Tension headaches are one of the most common types of headaches and experts say many of us will suffer from them at some point in our lives. It’s no surprise given what causes them.
Triggers for tension headaches, according to Headache Australia, include:
- Poor posture
- Bright lights
- Prolonged reading (like staring at a computer for hours)
- Loud noise
- Medication overuse
- Caffeine withdrawal
Sound familiar? While they can be a symptom of something more serious, tension headaches can simply be triggered by long, busy days in the office, especially stressful ones.
“Stress is thought to trigger our body’s fight or flight response, which is characterised by shallow breathing, faster heart rate and raised blood pressure, and greater amounts of stress chemicals such as adrenaline,” according to Better Health.
Stress can cause or worsen a headache in a number of ways, including:
- Tightening the muscles, particularly of the upper back, shoulders, neck and head
- Lowering a person’s tolerance to pain
- Reducing the effects of medications such as pain killers
- Reducing the levels of endorphins, which are the body’s natural pain relieving chemicals.
Tension headache symptoms
Pain caused by tension headaches may vary in intensity. They can also vary in frequency. Some people get tension headaches once in awhile, others experience “recurrent and episodic pain that can last for minutes, hours, days, months or even years”.

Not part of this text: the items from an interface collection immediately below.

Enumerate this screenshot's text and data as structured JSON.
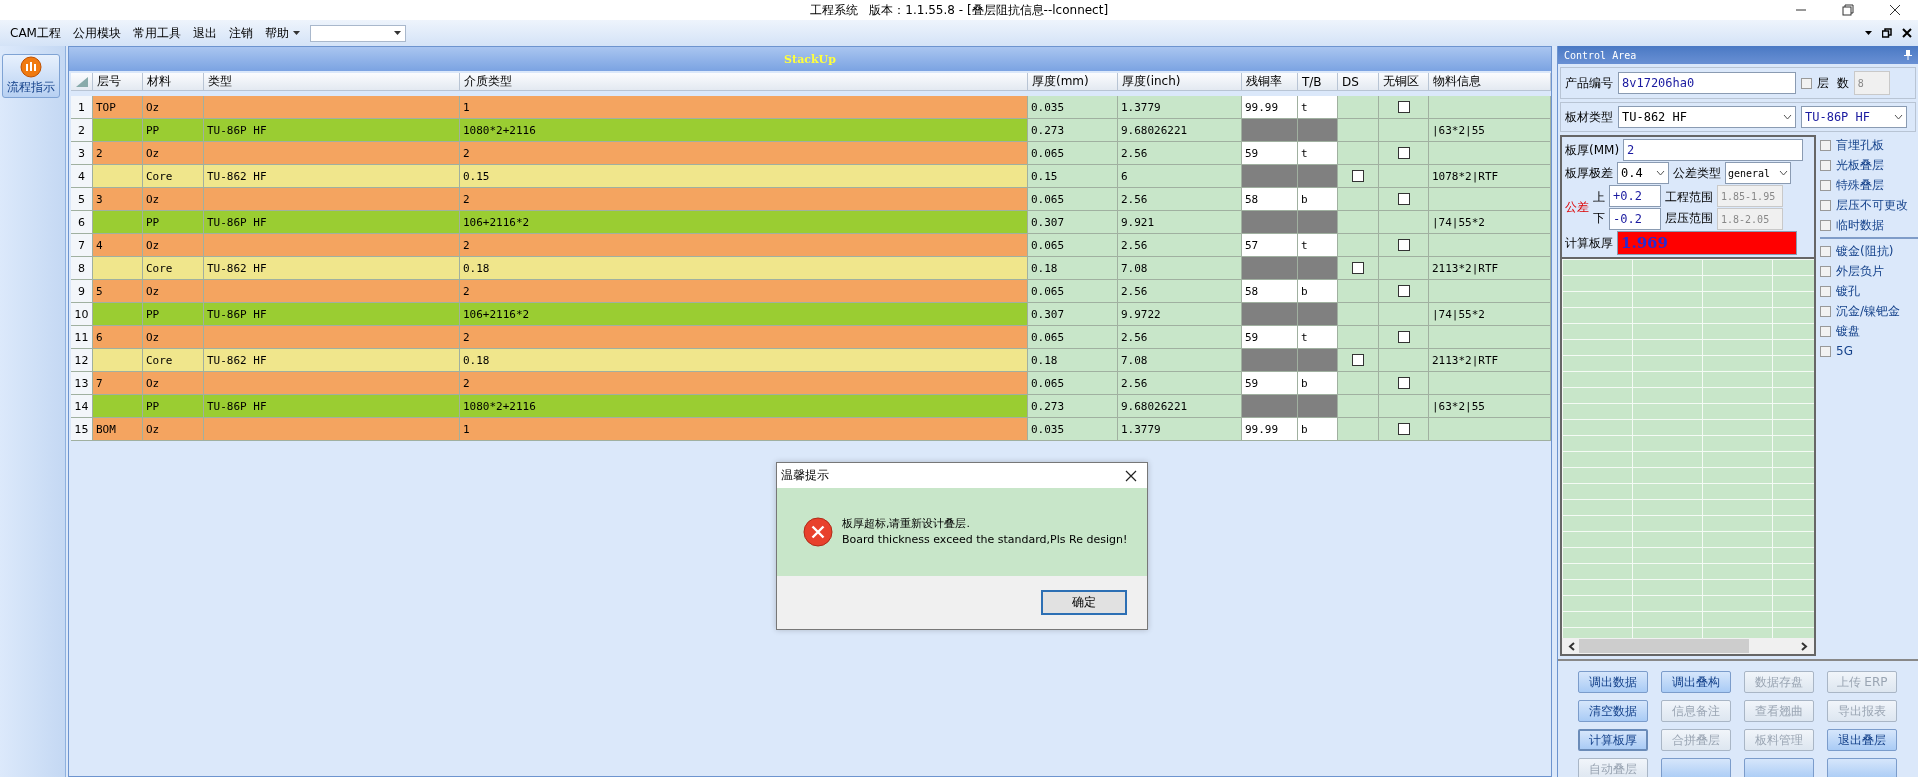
{
  "window": {
    "title": "工程系统   版本：1.1.55.8 - [叠层阻抗信息--lconnect]"
  },
  "menu": [
    {
      "label": "CAM工程"
    },
    {
      "label": "公用模块"
    },
    {
      "label": "常用工具"
    },
    {
      "label": "退出"
    },
    {
      "label": "注销"
    },
    {
      "label": "帮助",
      "dropdown": true
    }
  ],
  "side_button": {
    "label": "流程指示"
  },
  "stackup": {
    "title": "StackUp",
    "columns": [
      "层号",
      "材料",
      "类型",
      "介质类型",
      "厚度(mm)",
      "厚度(inch)",
      "残铜率",
      "T/B",
      "DS",
      "无铜区",
      "物料信息"
    ],
    "rows": [
      {
        "no": "1",
        "kind": "copper",
        "layer": "TOP",
        "material": "Oz",
        "dielectric": "1",
        "thick_mm": "0.035",
        "thick_inch": "1.3779",
        "copper_rate": "99.99",
        "tb": "t",
        "no_copper": {
          "checked": false
        }
      },
      {
        "no": "2",
        "kind": "pp",
        "material": "PP",
        "type": "TU-86P HF",
        "dielectric": "1080*2+2116",
        "thick_mm": "0.273",
        "thick_inch": "9.68026221",
        "info": "|63*2|55"
      },
      {
        "no": "3",
        "kind": "copper",
        "layer": "2",
        "material": "Oz",
        "dielectric": "2",
        "thick_mm": "0.065",
        "thick_inch": "2.56",
        "copper_rate": "59",
        "tb": "t",
        "no_copper": {
          "checked": false
        }
      },
      {
        "no": "4",
        "kind": "core",
        "material": "Core",
        "type": "TU-862 HF",
        "dielectric": "0.15",
        "thick_mm": "0.15",
        "thick_inch": "6",
        "ds": {
          "checked": false
        },
        "info": "1078*2|RTF"
      },
      {
        "no": "5",
        "kind": "copper",
        "layer": "3",
        "material": "Oz",
        "dielectric": "2",
        "thick_mm": "0.065",
        "thick_inch": "2.56",
        "copper_rate": "58",
        "tb": "b",
        "no_copper": {
          "checked": false
        }
      },
      {
        "no": "6",
        "kind": "pp",
        "material": "PP",
        "type": "TU-86P HF",
        "dielectric": "106+2116*2",
        "thick_mm": "0.307",
        "thick_inch": "9.921",
        "info": "|74|55*2"
      },
      {
        "no": "7",
        "kind": "copper",
        "layer": "4",
        "material": "Oz",
        "dielectric": "2",
        "thick_mm": "0.065",
        "thick_inch": "2.56",
        "copper_rate": "57",
        "tb": "t",
        "no_copper": {
          "checked": false
        }
      },
      {
        "no": "8",
        "kind": "core",
        "material": "Core",
        "type": "TU-862 HF",
        "dielectric": "0.18",
        "thick_mm": "0.18",
        "thick_inch": "7.08",
        "ds": {
          "checked": false
        },
        "info": "2113*2|RTF"
      },
      {
        "no": "9",
        "kind": "copper",
        "layer": "5",
        "material": "Oz",
        "dielectric": "2",
        "thick_mm": "0.065",
        "thick_inch": "2.56",
        "copper_rate": "58",
        "tb": "b",
        "no_copper": {
          "checked": false
        }
      },
      {
        "no": "10",
        "kind": "pp",
        "material": "PP",
        "type": "TU-86P HF",
        "dielectric": "106+2116*2",
        "thick_mm": "0.307",
        "thick_inch": "9.9722",
        "info": "|74|55*2"
      },
      {
        "no": "11",
        "kind": "copper",
        "layer": "6",
        "material": "Oz",
        "dielectric": "2",
        "thick_mm": "0.065",
        "thick_inch": "2.56",
        "copper_rate": "59",
        "tb": "t",
        "no_copper": {
          "checked": false
        }
      },
      {
        "no": "12",
        "kind": "core",
        "material": "Core",
        "type": "TU-862 HF",
        "dielectric": "0.18",
        "thick_mm": "0.18",
        "thick_inch": "7.08",
        "ds": {
          "checked": false
        },
        "info": "2113*2|RTF"
      },
      {
        "no": "13",
        "kind": "copper",
        "layer": "7",
        "material": "Oz",
        "dielectric": "2",
        "thick_mm": "0.065",
        "thick_inch": "2.56",
        "copper_rate": "59",
        "tb": "b",
        "no_copper": {
          "checked": false
        }
      },
      {
        "no": "14",
        "kind": "pp",
        "material": "PP",
        "type": "TU-86P HF",
        "dielectric": "1080*2+2116",
        "thick_mm": "0.273",
        "thick_inch": "9.68026221",
        "info": "|63*2|55"
      },
      {
        "no": "15",
        "kind": "copper",
        "layer": "BOM",
        "material": "Oz",
        "dielectric": "1",
        "thick_mm": "0.035",
        "thick_inch": "1.3779",
        "copper_rate": "99.99",
        "tb": "b",
        "no_copper": {
          "checked": false
        }
      }
    ]
  },
  "control_area": {
    "title": "Control Area",
    "product_label": "产品编号",
    "product_value": "8v17206ha0",
    "layers_label": "层  数",
    "layers_checked": false,
    "layers_value": "8",
    "material_label": "板材类型",
    "material_core": "TU-862 HF",
    "material_pp": "TU-86P HF",
    "thickness_label": "板厚(MM)",
    "thickness_value": "2",
    "range_label": "板厚极差",
    "range_value": "0.4",
    "tol_type_label": "公差类型",
    "tol_type_value": "general",
    "tol_label": "公差",
    "upper_label": "上",
    "upper_value": "+0.2",
    "lower_label": "下",
    "lower_value": "-0.2",
    "eng_range_label": "工程范围",
    "eng_range_value": "1.85-1.95",
    "press_range_label": "层压范围",
    "press_range_value": "1.8-2.05",
    "calc_label": "计算板厚",
    "calc_value": "1.969",
    "calc_alarm": true,
    "option_groups": [
      [
        {
          "label": "盲埋孔板",
          "checked": false
        },
        {
          "label": "光板叠层",
          "checked": false
        },
        {
          "label": "特殊叠层",
          "checked": false
        },
        {
          "label": "层压不可更改",
          "checked": false
        },
        {
          "label": "临时数据",
          "checked": false
        }
      ],
      [
        {
          "label": "镀金(阻抗)",
          "checked": false
        },
        {
          "label": "外层负片",
          "checked": false
        },
        {
          "label": "镀孔",
          "checked": false
        },
        {
          "label": "沉金/镍钯金",
          "checked": false
        },
        {
          "label": "镀盘",
          "checked": false
        },
        {
          "label": "5G",
          "checked": false
        }
      ]
    ],
    "buttons": [
      {
        "label": "调出数据",
        "enabled": true
      },
      {
        "label": "调出叠构",
        "enabled": true
      },
      {
        "label": "数据存盘",
        "enabled": false
      },
      {
        "label": "上传 ERP",
        "enabled": false
      },
      {
        "label": "清空数据",
        "enabled": true
      },
      {
        "label": "信息备注",
        "enabled": false
      },
      {
        "label": "查看翘曲",
        "enabled": false
      },
      {
        "label": "导出报表",
        "enabled": false
      },
      {
        "label": "计算板厚",
        "enabled": true,
        "selected": true
      },
      {
        "label": "合拼叠层",
        "enabled": false
      },
      {
        "label": "板料管理",
        "enabled": false
      },
      {
        "label": "退出叠层",
        "enabled": true
      },
      {
        "label": "自动叠层",
        "enabled": false
      },
      {
        "enabled": true
      },
      {
        "enabled": true
      },
      {
        "enabled": true
      }
    ]
  },
  "dialog": {
    "title": "温馨提示",
    "message_lines": [
      "板厚超标,请重新设计叠层.",
      "Board thickness exceed the standard,Pls Re design!"
    ],
    "button": "确定"
  }
}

“Tension headaches are mainly caused by tightness in the muscles of the scalp and back of the neck,” beauty editor Natalie Lukaitis wrote in a piece for Marie Claire.
“You’re likely to feel a dull pressure or tightness around your head, especially your forehead.”
Other tension headache symptoms published by Headache Australia include:
- Jabs of sudden pain in the head
- Aches in the back or over the left side of the chest
- Sensitivity to light and noise
- Nausea and indigestion
- Trouble concentrating
- Difficulty sleeping.
If tension headaches are affecting your life, it’s a good idea to start by talking to your GP about the options available. The Mayo Clinic also has some handy remedies to try, including:
- Managing your stress level. One way to help reduce stress is by planning ahead and organising your day. Another way is to allow more time to rest
- Applying heat or ice (whichever you prefer) to sore muscles. This may ease a tension headaches. For heat, use a hot water bottle, a warm compress or a hot towel. A hot bath or shower also may help. For cold, wrap ice, an ice pack or frozen vegetables in a cloth and place it on the painful area
- Perfecting your posture. Good posture can help keep your muscles from tensing. When standing, hold your shoulders back and your head level. When sitting, make sure your thighs are parallel to the ground and your head isn’t slumped forward.